In this time of economic uncertainty the only thing we can be sure to expect is change. Change in the way we live our lives and do business. No where has that been more apparent than in media and advertising. Our field has been decimated by layoffs, consolidation and turnover. As corporations look to trim the fat, marketing and ad budgets have often been the first to go, scattering teams to the far reaches of the globe. Ok, I'm being dramatic.
The fact is our clients all demand more with less and as such Advertising and Media Agencies have been penny pinching from the top down. Unfortunately however, turnover has had a ripple effect at every level creating fundamentally less effective organizations. Despite the inevitable strategy to pick up the slack, peer groups have become distracted from achieving performance goals and management has been busy devoting time to hiring new team members. In the end we all lose; the client, the agency and ultimately the consumer.
Constant turnover breaks rapport with the client and reflects poorly on account teams and management. Advertising and Marketing when done right is a team sport. Like any other team mixing and matching parts is a recipie for disaster. When there is no continuity and chemistry, its demoralizing for existing employees and the product suffers.
But all is not lost. I said at the top one thing we can be sure of is to EXPECT change. For far too long, the sight of a resignation letter or a goodbye email has surprised us. Expecting change makes it easier to accept it. Here are some ways to be better prepared.
1. Encourage Group Collaboration: Its important for your more junior team members to feel a part of the creative process. Not only do they sometimes provide the best ideas but they become more prepared to fill the void when vacancies arise.
2. Invest in your Team: Much like Marketing and Advertising, investments in human resources have been slashed. Its true what they say "Cheaper to Keep Her." Take your team to lunch. Encourage them to voice their opinions and complaints and most importantly make them feel heard even when you disagree. Even if they jump ship they will value your leadership and can always be a resource to you.
Step outside the boxFORGET the box: The proverbial "box" has become cliche for the norm. Its also synonymous with boring, expensive, inefficient and ineffective. Forget it. There's a common misconception that there are no new ideas. Hogwash! New ideas only stop coming when you stop thinking of them. It kills me to see a lack of creativity in our industry. We should be on the front-line right along with digital technology. Exploring new creative horizons makes us the framers of change, not consumed by it. Being creative costs nothing, its the risk we're all scared of. which brings me to to #4.

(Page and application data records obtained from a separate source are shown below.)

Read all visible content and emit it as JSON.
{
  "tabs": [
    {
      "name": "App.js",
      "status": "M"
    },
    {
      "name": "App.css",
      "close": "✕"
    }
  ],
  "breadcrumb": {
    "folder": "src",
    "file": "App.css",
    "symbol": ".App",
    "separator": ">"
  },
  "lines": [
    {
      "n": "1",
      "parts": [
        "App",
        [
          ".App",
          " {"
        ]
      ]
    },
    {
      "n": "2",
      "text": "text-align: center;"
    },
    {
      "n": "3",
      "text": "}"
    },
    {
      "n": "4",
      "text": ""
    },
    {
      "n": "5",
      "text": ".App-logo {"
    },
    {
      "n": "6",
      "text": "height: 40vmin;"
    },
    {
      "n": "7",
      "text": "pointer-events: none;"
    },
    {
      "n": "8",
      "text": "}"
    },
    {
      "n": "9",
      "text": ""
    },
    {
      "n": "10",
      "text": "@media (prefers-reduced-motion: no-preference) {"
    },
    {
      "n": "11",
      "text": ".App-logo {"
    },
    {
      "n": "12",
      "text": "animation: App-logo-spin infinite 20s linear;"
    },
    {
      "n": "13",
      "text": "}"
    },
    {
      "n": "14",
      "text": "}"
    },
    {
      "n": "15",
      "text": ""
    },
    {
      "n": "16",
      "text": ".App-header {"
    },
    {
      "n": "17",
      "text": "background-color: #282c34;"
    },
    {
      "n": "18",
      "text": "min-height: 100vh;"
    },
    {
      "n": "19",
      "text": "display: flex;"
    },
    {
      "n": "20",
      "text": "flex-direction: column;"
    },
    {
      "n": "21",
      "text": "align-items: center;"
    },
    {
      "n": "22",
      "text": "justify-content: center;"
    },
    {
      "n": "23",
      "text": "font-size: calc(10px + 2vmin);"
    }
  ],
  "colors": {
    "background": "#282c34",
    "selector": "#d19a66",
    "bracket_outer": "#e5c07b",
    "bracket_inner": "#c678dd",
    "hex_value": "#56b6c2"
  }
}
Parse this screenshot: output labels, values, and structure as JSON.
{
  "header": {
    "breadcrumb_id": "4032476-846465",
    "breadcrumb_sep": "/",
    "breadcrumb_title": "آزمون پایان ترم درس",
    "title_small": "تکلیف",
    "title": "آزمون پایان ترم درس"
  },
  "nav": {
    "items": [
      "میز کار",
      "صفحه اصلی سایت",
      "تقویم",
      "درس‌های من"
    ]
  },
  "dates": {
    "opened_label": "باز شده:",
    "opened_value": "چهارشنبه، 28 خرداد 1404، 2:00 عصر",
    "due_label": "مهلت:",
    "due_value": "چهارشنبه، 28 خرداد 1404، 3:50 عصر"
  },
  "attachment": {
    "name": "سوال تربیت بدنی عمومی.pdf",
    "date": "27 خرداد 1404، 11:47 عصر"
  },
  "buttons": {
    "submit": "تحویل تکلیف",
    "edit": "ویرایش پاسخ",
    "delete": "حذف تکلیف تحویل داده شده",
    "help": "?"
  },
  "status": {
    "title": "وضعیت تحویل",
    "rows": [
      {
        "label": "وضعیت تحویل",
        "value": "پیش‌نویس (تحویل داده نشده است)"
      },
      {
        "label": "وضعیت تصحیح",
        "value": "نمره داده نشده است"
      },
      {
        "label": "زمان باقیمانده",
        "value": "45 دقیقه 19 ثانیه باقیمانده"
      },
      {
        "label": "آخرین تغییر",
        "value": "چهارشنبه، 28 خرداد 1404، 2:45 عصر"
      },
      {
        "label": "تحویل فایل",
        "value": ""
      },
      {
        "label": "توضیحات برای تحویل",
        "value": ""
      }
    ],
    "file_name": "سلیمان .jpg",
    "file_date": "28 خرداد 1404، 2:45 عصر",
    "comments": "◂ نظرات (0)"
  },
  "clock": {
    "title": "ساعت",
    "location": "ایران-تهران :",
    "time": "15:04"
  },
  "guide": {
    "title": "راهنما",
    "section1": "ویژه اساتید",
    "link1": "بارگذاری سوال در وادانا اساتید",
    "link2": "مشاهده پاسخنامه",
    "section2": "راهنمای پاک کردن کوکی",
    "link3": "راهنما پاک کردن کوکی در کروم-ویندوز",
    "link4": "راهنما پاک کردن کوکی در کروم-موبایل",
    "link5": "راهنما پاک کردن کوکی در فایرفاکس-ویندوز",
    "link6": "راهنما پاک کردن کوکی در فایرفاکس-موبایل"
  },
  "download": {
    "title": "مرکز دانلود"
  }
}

4. Exercise Calculated Risk Taking: Calculated risks are 100% a must for survival through any tough economy. With fewer players, the rewards are up for grabs but if you are unwilling to take risks, unfortunately there's not enough sustained growth to support a conservative approach in this business.
5. Make Your Vendors Do All The Work: Good relationships with your vendors is important. Everyone hates an annoying salesperson but he can be an excellent resource. Instead of ignoring his phone calls, make him work for your business. It will keep him busy, productive and more importantly out of your voicemail and inbox. Most vendors will gladly go above and beyond to earn your business and build rapport. Ask them to conduct research, mine data, recommend replacements for vacated positions on your team, heck they'll even create your PowerPoint decks and lend you their creative resources if you ask. There's no limit to what a vendor will do for you if they value your relationship but remember its a two way street.
There's no question this is a tough time for media and advertising and even more challenges loom on the horizon. A proactive strategy however will help your prepare your organization and team to succeed in light of the inevitable employee merry-go-round.